→ Exercise aim: Count the lines holding the string "icon" in the records, and give only the count.

(Listed entries)

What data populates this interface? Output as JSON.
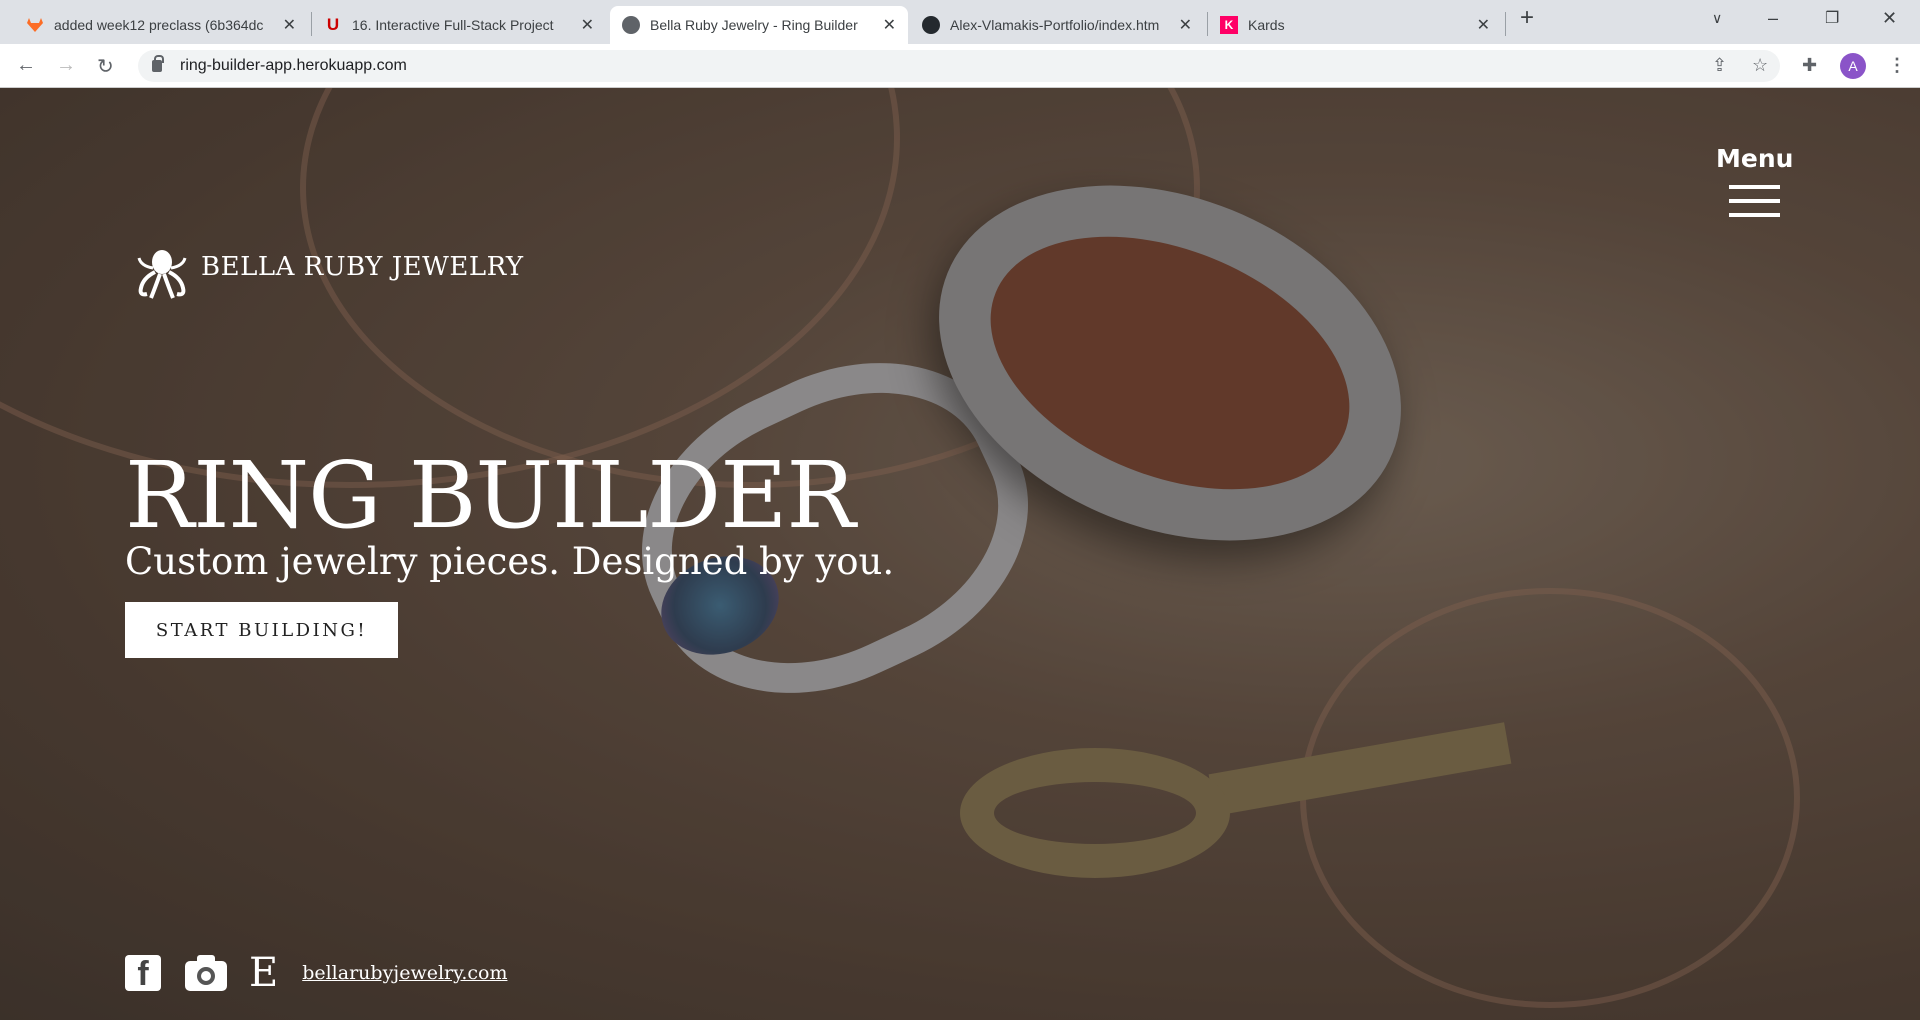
{
  "browser": {
    "tabs": [
      {
        "title": "added week12 preclass (6b364dc",
        "icon": "gitlab-icon",
        "color": "#fc6d26"
      },
      {
        "title": "16. Interactive Full-Stack Project",
        "icon": "utah-u-icon",
        "color": "#cc0000"
      },
      {
        "title": "Bella Ruby Jewelry - Ring Builder",
        "icon": "globe-icon",
        "active": true
      },
      {
        "title": "Alex-Vlamakis-Portfolio/index.htm",
        "icon": "github-icon"
      },
      {
        "title": "Kards",
        "icon": "kards-icon",
        "color": "#ff0066",
        "glyph": "K"
      }
    ],
    "url": "ring-builder-app.herokuapp.com",
    "profile_initial": "A",
    "profile_color": "#8a54c8"
  },
  "site": {
    "brand": "BELLA RUBY JEWELRY",
    "menu_label": "Menu",
    "hero_title": "RING BUILDER",
    "hero_subtitle": "Custom jewelry pieces. Designed by you.",
    "cta_label": "START BUILDING!",
    "etsy_glyph": "E",
    "facebook_glyph": "f",
    "website_link": "bellarubyjewelry.com"
  }
}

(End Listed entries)

→ Exercise response: 5